A top United Nations committee has rejected the Government's argument against legislation prohibiting racial discrimination and called for a thorough review on what it described as an 'unsatisfactory' situation in the SAR.
In a report released last night, the Committee on the Elimination of Racial Discrimination recommended that legislation similar to that against sex and disability discrimination should be adopted.
'The committee does not accept the argument put forward for not initiating such legislation, that is, such legislation would not be supported by society as a whole,' the committee said.
The criticisms were made in the concluding observations by the panel after a government delegation attended a two-day hearing under the Convention on Elimination of All Forms of Racial Discrimination in Geneva two week ago.
Chief Executive Tung Chee-hwa has said legislation is not the solution to racial discrimination.
The Home Affairs Bureau has launched consultations with the business sector on the issue, although officials have remained cautious on whether such a law would be necessary.

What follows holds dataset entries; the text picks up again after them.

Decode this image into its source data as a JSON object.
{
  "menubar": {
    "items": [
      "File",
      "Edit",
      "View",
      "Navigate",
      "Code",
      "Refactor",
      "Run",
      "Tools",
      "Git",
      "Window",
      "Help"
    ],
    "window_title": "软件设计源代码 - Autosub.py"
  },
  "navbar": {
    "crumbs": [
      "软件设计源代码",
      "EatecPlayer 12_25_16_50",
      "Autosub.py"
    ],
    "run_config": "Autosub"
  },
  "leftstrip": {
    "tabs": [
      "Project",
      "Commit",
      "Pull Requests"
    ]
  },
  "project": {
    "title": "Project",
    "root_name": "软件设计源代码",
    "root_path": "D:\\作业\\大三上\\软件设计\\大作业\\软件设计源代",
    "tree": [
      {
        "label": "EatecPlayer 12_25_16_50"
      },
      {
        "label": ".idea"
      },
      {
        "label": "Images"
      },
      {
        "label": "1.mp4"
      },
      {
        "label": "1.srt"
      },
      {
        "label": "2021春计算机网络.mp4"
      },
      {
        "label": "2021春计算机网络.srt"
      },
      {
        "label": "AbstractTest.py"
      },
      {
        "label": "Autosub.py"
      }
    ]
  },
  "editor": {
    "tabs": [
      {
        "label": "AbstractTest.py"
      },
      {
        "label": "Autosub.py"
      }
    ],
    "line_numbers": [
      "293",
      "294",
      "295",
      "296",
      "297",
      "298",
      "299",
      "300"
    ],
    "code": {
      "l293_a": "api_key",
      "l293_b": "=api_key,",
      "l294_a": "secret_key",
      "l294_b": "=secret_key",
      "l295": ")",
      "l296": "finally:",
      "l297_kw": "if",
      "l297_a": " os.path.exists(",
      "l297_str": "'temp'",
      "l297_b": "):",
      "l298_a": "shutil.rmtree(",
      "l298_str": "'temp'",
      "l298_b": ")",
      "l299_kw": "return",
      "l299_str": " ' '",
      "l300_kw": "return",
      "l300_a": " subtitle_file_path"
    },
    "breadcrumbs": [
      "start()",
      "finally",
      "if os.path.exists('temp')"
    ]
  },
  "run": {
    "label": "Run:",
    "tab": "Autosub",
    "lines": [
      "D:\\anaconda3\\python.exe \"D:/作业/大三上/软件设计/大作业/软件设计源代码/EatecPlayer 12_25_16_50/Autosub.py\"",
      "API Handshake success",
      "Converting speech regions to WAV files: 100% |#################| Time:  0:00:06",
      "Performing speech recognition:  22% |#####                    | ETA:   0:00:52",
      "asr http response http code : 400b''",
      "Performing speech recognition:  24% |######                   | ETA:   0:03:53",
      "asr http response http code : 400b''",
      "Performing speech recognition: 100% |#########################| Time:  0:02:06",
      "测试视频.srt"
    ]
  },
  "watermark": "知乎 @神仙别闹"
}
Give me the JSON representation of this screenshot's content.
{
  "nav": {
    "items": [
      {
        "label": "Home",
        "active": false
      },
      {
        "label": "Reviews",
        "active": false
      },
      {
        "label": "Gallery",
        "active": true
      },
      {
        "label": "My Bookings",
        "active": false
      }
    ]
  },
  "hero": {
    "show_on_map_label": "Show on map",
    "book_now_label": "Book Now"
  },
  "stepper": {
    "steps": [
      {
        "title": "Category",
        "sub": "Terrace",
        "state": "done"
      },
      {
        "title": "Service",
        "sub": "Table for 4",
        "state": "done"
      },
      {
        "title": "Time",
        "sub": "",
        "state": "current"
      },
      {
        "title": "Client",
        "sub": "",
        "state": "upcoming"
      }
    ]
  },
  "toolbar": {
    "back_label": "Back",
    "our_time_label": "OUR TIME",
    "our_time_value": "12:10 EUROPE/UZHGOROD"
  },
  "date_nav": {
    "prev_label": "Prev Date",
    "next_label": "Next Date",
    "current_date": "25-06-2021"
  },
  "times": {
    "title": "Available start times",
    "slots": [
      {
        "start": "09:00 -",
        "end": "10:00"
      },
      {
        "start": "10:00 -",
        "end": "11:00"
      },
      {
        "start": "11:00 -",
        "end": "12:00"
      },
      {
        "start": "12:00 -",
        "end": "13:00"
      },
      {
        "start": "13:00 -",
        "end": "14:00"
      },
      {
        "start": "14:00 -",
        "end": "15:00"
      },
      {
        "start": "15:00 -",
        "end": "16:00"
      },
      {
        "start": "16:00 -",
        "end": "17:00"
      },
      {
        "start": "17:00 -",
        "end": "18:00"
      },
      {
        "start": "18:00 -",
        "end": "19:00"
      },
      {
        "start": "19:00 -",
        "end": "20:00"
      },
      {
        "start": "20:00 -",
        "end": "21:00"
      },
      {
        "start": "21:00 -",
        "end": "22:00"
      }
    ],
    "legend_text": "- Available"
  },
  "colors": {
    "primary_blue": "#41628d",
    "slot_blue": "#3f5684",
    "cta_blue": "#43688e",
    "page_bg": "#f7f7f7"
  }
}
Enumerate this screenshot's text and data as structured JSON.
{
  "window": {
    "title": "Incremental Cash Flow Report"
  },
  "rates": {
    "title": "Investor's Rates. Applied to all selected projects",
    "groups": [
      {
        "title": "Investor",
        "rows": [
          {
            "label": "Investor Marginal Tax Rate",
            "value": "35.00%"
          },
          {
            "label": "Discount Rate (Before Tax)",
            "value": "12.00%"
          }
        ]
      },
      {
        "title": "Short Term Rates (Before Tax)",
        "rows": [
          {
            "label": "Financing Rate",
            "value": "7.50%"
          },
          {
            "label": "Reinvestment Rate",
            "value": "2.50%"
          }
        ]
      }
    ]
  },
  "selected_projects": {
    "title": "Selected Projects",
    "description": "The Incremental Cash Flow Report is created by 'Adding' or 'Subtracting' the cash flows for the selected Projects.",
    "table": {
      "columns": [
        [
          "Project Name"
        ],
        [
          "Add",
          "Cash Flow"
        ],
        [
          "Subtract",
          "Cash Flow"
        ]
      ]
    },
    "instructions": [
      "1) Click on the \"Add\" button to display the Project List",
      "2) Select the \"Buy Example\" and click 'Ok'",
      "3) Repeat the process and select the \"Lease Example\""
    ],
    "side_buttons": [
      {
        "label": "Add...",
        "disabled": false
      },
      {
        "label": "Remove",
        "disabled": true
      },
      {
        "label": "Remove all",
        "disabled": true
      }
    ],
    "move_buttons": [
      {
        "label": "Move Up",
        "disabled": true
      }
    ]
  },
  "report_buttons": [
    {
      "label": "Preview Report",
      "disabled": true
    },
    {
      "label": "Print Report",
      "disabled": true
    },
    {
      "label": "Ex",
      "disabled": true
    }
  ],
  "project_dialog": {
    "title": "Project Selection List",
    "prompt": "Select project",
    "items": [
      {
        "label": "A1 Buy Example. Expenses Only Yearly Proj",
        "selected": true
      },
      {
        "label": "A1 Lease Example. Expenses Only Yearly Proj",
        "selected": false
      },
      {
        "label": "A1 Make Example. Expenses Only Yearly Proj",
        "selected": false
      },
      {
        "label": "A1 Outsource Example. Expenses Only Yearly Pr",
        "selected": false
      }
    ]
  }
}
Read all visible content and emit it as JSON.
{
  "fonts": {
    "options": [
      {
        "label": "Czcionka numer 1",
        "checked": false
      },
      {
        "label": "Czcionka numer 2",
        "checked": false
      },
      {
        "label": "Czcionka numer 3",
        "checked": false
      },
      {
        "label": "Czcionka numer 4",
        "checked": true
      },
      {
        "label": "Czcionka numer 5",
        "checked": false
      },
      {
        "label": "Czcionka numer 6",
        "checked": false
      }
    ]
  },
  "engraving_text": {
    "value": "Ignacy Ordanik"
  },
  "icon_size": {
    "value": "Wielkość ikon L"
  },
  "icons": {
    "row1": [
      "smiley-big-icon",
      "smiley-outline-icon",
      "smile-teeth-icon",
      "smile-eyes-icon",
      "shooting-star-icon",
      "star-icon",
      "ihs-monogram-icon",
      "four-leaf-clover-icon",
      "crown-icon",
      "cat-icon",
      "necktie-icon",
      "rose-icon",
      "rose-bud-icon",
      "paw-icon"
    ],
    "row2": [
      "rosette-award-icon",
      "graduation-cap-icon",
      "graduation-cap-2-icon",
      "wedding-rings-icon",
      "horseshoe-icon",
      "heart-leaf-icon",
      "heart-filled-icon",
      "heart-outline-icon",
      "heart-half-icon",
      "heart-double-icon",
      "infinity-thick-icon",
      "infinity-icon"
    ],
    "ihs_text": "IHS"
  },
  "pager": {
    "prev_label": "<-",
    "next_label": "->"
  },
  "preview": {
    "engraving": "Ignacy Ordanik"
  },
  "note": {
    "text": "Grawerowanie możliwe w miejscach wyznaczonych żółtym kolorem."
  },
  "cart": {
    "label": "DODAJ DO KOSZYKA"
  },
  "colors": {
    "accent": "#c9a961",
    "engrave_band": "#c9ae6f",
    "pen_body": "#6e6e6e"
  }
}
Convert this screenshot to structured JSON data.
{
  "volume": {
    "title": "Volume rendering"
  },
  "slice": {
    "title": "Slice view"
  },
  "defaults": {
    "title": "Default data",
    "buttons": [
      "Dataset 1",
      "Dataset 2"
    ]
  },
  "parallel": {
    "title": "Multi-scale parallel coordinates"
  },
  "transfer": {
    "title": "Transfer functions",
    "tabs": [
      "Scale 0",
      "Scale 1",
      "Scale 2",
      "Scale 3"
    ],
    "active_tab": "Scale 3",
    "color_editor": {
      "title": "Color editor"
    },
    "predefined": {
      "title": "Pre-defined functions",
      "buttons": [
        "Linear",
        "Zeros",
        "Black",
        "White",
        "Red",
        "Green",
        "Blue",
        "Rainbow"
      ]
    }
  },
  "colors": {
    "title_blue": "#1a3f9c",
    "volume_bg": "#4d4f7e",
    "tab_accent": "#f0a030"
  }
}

The committee said it had taken note of the ongoing consultations, but reiterated its concerns over the continuous absence of legal protection against race discrimination.
The Government has been urged to review the existing 'unsatisfactory' situation.
The committee said the SAR should also adopt appropriate legislation to prohibit discrimination - on race, colour, descent, national or ethnic origin - and provide legal remedy similar to that for gender and disability.
Non-governmental watchdogs that attended the hearing last night welcomed the report.
Human Rights Monitor director Law Yuk-kai said the report would mount pressure on the Government to speed up legislation. 'The committee has spelled out in solid wordings about the problem. It has also rejected the Government's argument and recommended legislation,' Mr Law said.
Society for Community Organisation spokesman Ho Hei-wah said the report showed the Government's position on racial discrimination was clearly not in line with that held in the international community.
'We urge the Government to take the committee's view seriously and discharge its signatory obligation,' Mr Ho said.
The committee also reiterated concerns over the situation of foreign domestic helpers, saying the so-called 'two-week rule' requiring maids to leave within 14 days of their contracts expiring might be discriminatory.
A spokesman for the Home Affairs Bureau said last night the Government had launched a review on whether such legislation was necessary. The administration will decide on the way forward early next year after considering views expressed, including those by the business community, ethnic minority groups and the public, he added.